On this hilltop, I doubt not, the boy Jesus often filled His hands with flowers. Here He could watch the creeping caravans of Arabian merchants, and the glittering legions of Roman soldiers, and the slow files of Jewish pilgrims, coming up from the Valley of Jezreel and stretching out across the Plain of Esdraelon. Hither, at the evening hour, He came as a youth to find the blessing of wide and tranquil thought. Here, when the burden of manhood pressed upon Him, He rested after the day's work, free from that sadness which often touches us in the vision of earth's transient beauty, because He saw far beyond the horizon into the spirit-world, where there is no night, nor weariness, nor sin, nor death.

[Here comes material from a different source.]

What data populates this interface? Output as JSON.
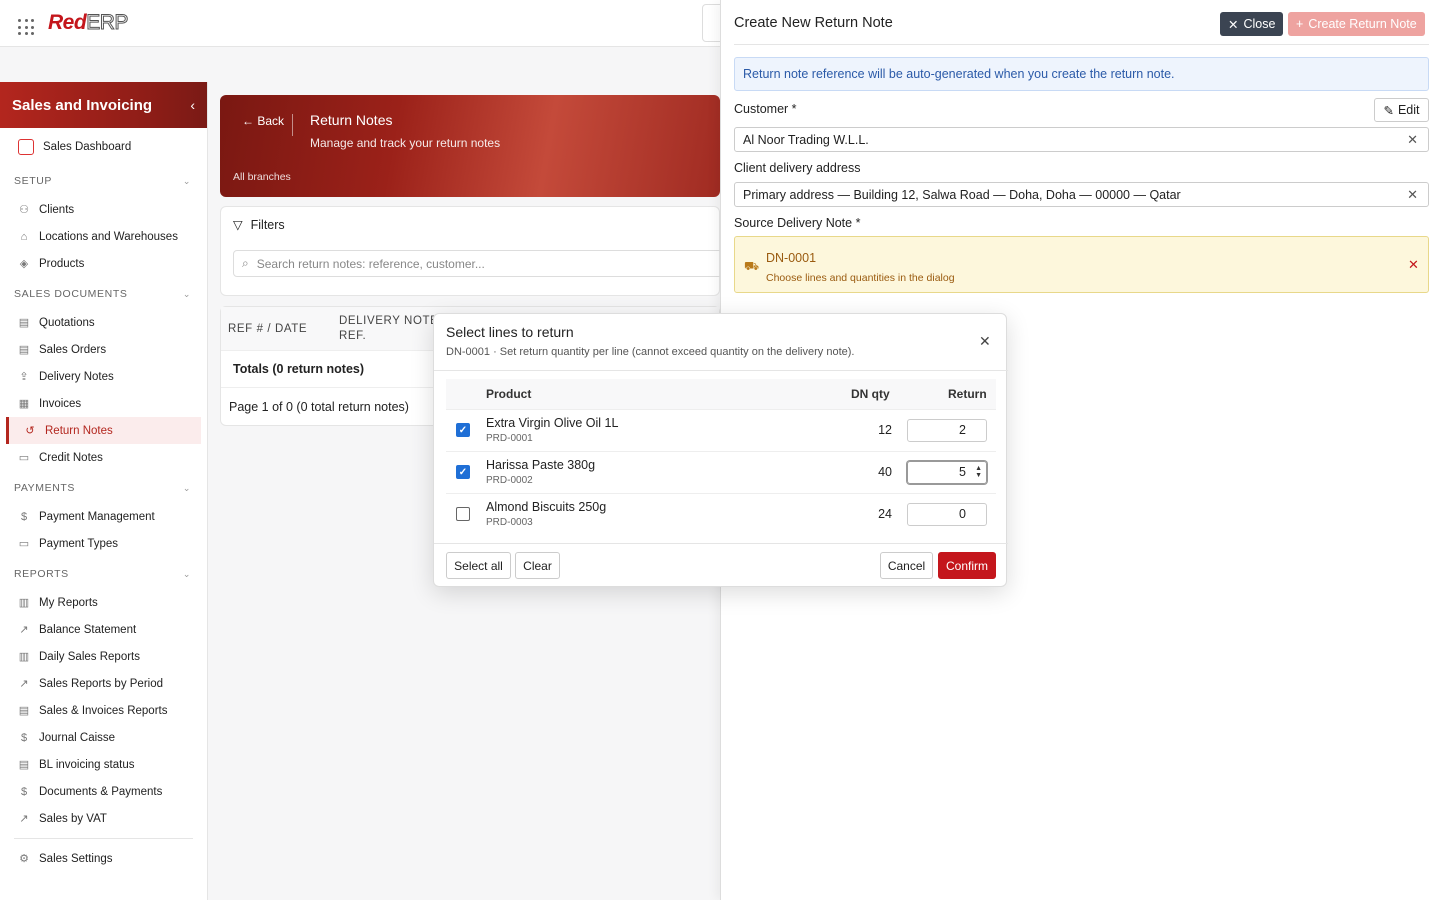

For nearly thirty years He must have lived within sight of this hilltop. And then, one day, He came back from a journey to the Jordan and Jerusalem, and entered into the little synagogue at the foot of this hill, and began to preach to His townsfolk His glad tidings of spiritual liberty and brotherhood and eternal life.
But they were filled with scorn and wrath. His words rebuked them, stung them, inflamed them with hatred. They laid violent hands on Him, and led Him out to the brow of the hill,—perhaps it was yonder on that steep, rocky peak to the south of the town, looking back toward the country of the Old Testament,—to cast Him down headlong.
Yet I think there must have been a few friends and lovers of His in that disdainful and ignorant crowd; for He passed through the midst of them unharmed, and went His way to the home of Peter and Andrew and John and Philip, beside the Sea of Galilee, never to come back to Nazareth.